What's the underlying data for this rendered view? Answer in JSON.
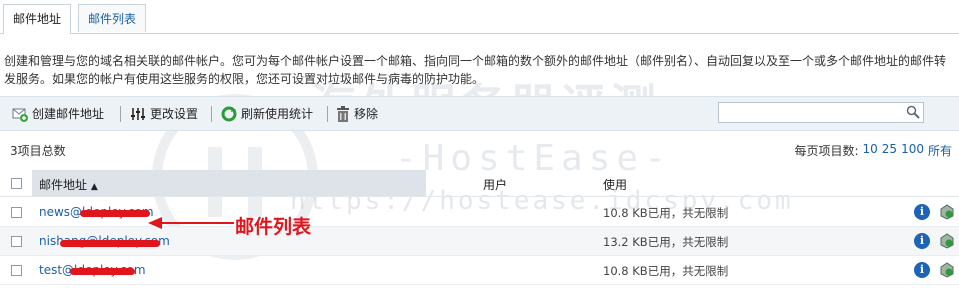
{
  "tabs": [
    {
      "label": "邮件地址",
      "active": true
    },
    {
      "label": "邮件列表",
      "active": false
    }
  ],
  "description": "创建和管理与您的域名相关联的邮件帐户。您可为每个邮件帐户设置一个邮箱、指向同一个邮箱的数个额外的邮件地址（邮件别名）、自动回复以及至一个或多个邮件地址的邮件转发服务。如果您的帐户有使用这些服务的权限，您还可设置对垃圾邮件与病毒的防护功能。",
  "toolbar": {
    "create_label": "创建邮件地址",
    "settings_label": "更改设置",
    "refresh_label": "刷新使用统计",
    "remove_label": "移除"
  },
  "list": {
    "total_label": "3项目总数",
    "per_page_label": "每页项目数:",
    "per_page_options": [
      "10",
      "25",
      "100",
      "所有"
    ]
  },
  "table": {
    "columns": {
      "email": "邮件地址",
      "user": "用户",
      "usage": "使用"
    },
    "rows": [
      {
        "email": "news@ldeploy.com",
        "usage": "10.8 KB已用，共无限制"
      },
      {
        "email": "nishang@ldeploy.com",
        "usage": "13.2 KB已用，共无限制"
      },
      {
        "email": "test@ldeploy.com",
        "usage": "10.8 KB已用，共无限制"
      }
    ]
  },
  "annotation": "邮件列表",
  "watermark": {
    "title": "海外服务器评测",
    "brand": "-HostEase-",
    "url": "https://hostease.idcspy.com"
  },
  "colors": {
    "accent_link": "#1a5fa8",
    "annotation_red": "#e0161c",
    "toolbar_bg": "#edf2f7"
  }
}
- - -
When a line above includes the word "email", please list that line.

      "email": "邮件地址",
        "email": "news@ldeploy.com",
        "email": "nishang@ldeploy.com",
        "email": "test@ldeploy.com",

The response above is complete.